▸ Work instructions: Except for the pictures, write out all the records that follow exactly.

[Data records for software interfaces]
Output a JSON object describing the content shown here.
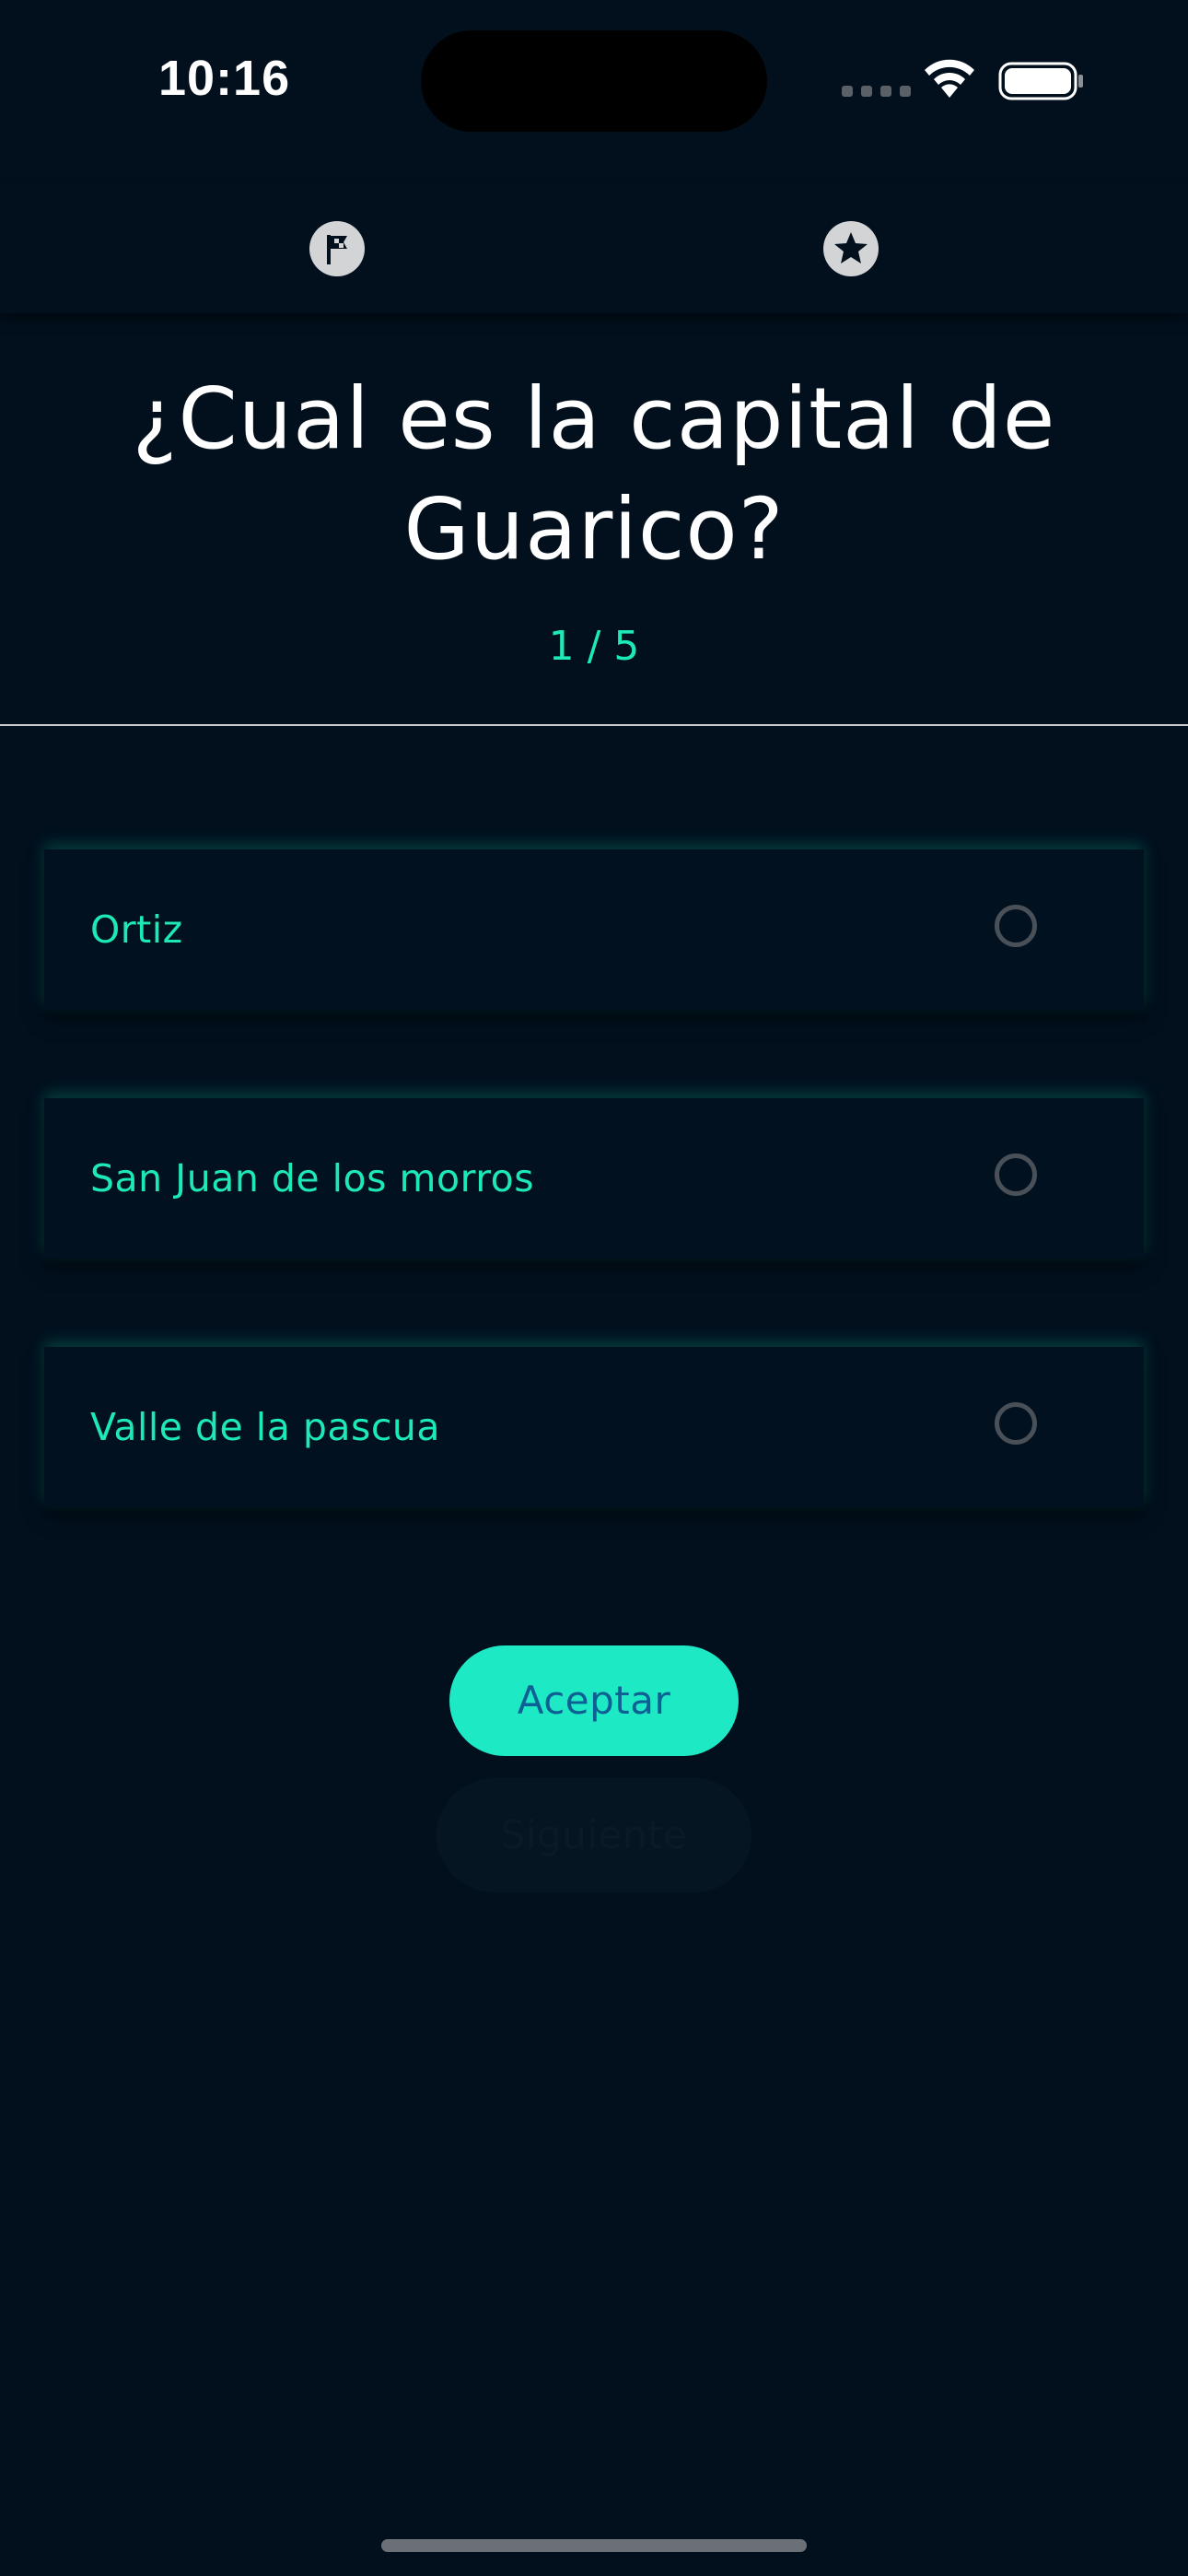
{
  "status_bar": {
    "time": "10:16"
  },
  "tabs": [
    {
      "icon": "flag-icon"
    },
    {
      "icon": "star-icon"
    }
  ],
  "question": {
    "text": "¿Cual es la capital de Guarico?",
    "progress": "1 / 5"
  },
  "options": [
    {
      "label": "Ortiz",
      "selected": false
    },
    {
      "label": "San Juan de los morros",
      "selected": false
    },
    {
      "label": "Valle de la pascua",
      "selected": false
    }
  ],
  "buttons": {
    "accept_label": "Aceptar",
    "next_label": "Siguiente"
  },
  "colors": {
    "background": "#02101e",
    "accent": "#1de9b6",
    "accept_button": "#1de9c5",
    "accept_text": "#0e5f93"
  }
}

▸ The answer:
Output a JSON object describing the content shown here.
{
  "status_bar": {
    "time": "10:16"
  },
  "tabs": [
    {
      "icon": "flag-icon"
    },
    {
      "icon": "star-icon"
    }
  ],
  "question": {
    "text": "¿Cual es la capital de Guarico?",
    "progress": "1 / 5"
  },
  "options": [
    {
      "label": "Ortiz",
      "selected": false
    },
    {
      "label": "San Juan de los morros",
      "selected": false
    },
    {
      "label": "Valle de la pascua",
      "selected": false
    }
  ],
  "buttons": {
    "accept_label": "Aceptar",
    "next_label": "Siguiente"
  },
  "colors": {
    "background": "#02101e",
    "accent": "#1de9b6",
    "accept_button": "#1de9c5",
    "accept_text": "#0e5f93"
  }
}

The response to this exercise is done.